At first her husband wanted to sell off her property in India to pay for his house in Britain. When she refused (it was a present from her parents) he started to threaten her. “He told me he would cancel my visa, divorce me and it would bring shame to my family,” she told me.
Then the abuse got worse. She says he took videos of him raping her and threatened to post them online if she reported him. British police are now investigating. “We are Indians, we are a bit scared of breaking off our marriages you know,” she told me with regret. It took her three years to leave her marriage, despite being independent-minded and financially secure.
The sad truth is that there are thousands more women like Anjalika. Indian brides who move to Britain are in a vulnerable position and can easily be taken advantage of by abusive husbands. It is not hard for the husband to cancel his wife’s visa after a dispute, leaving her stranded and without any support. Anjalika told me: “People who take their wives outside India can manipulate women, because they know they don’t have anywhere else to go.”
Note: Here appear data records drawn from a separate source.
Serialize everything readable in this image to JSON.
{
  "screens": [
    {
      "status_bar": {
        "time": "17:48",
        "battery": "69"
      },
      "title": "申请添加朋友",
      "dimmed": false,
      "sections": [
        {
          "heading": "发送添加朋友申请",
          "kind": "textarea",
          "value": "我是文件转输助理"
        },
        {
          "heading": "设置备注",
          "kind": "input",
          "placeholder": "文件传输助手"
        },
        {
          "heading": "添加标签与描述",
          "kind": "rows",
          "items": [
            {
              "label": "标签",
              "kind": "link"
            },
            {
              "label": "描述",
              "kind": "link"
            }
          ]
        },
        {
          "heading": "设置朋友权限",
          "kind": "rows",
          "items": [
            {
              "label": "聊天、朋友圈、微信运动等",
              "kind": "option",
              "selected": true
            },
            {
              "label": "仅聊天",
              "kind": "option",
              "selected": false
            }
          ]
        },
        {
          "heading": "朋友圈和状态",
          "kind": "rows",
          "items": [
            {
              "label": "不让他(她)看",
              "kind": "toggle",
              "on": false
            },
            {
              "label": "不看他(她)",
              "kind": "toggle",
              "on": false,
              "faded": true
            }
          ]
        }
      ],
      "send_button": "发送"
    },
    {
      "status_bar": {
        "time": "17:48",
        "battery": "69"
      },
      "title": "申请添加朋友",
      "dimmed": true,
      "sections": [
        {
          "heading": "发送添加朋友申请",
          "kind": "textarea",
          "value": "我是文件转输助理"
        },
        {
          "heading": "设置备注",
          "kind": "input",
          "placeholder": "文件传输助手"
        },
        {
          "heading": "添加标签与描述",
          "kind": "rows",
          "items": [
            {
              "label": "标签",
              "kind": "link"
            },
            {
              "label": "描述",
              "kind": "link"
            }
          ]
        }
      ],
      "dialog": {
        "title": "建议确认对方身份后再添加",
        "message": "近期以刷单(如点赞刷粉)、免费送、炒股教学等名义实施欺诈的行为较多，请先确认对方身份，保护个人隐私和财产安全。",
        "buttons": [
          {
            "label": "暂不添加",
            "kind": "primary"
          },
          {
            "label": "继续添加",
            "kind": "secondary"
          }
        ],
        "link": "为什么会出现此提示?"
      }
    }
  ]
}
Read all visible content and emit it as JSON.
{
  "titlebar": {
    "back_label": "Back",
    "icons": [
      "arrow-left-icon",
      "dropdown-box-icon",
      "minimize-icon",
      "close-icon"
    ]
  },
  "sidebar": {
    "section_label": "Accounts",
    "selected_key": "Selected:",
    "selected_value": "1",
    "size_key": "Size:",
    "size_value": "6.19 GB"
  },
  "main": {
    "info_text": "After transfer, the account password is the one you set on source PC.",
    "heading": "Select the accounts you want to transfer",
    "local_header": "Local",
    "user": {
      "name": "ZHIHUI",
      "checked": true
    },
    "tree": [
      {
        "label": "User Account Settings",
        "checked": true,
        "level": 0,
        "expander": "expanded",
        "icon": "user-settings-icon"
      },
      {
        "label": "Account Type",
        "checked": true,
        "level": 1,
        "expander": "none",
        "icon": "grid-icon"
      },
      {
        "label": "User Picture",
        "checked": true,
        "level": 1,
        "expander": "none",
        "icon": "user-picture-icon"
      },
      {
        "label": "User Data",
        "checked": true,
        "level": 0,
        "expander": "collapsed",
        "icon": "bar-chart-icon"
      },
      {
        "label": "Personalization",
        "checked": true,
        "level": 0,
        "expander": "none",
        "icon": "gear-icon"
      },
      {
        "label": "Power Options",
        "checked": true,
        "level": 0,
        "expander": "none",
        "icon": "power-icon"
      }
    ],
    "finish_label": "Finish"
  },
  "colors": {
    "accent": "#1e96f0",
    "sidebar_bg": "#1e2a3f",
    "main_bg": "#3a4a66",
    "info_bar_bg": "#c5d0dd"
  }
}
Not all marriages between Indians end up in tears of course. I have plenty of friends who came to Britain and America after marriage in India and live happily. But as a growing number of Indians move abroad, this problem keeps getting worse.
I spoke to another victim who is facing similar problems. Mamta Reddy earned good money in Hyderabad as an IT consultant before she got married and moved to the UK three years ago. Immediately her husband took all her job earnings and controlled what she did. “He physically abused [me] so many times. I took that matter to his parents also, but his parents just ignored it.”
Because her visa depended on his name she was stuck. In July this year he persuaded her to come back to Hyderabad to “resolve” their problems. But it was just a ruse. He took her visa and left for Britain without telling her. Then he cancelled it with the authorities, leaving her abandoned in India. She told me: “Right now I don’t have single penny with me [from] what I earned [last] three years.” Her husband exploited her for three years and then left her without any problems.
Last week, as Indians were celebrating 70 years of Independence, a group of women in London held a protest demanding their own freedom. Poonam Joshi, founder of Indian Ladies in the UK (ILUK), who organised the protest, was abandoned by her husband years ago. She doesn’t want anyone else to go through the fear and insecurity she suffered. “The very egregious manner in which some men behave towards their wives is soul destroying,” she told me.
Indian Ladies in the UK campaigns on behalf of victims of domestic abuse and spousal abandonment. They say that hundreds of women find themselves abused and exploited due because the husband can easily cancel his partner’s visa, leaving his wife in limbo.
But the problem here is much, much bigger. Indian women are being abandoned by British-born Indian husbands not just in the UK, but in India too.
Amanjot Kaur Ramoowalia, who runs the charity Helping Hapless in Chandigarh, says there are around 15,000 women just in Punjab who have been left abandoned by their husbands from Europe, America or Canada. “He [the groom] comes here and he asks for a massive dowry. They marry. He takes the money and enjoys the honeymoon. Then he never comes back,” she says.
The plight of these women should shame us. I feel disgusted that British-Indian men are exploiting women for their money; I feel angry that UK law makes it easy for abusive men to put women’s lives in jeopardy and Indian law makes it very difficult for women to divorce these fraudsters.
But most of all I’m ashamed that Indian men are able to use Indian traditions of izzat and shame to silence women and abuse them without repercussions.
Anjalika Sharma told me she was so ashamed of what was happening to her, she did not want to raise the issue. But her mind has changed. “Now I am determined to get him arrested. This is the right decision, to put him in jail.”
I hope she and many more women like her get the justice they deserve.
* Some names have been changed
Sunny Hundal is a writer and lecturer on digital journalism. Follow the author
The views expressed are personal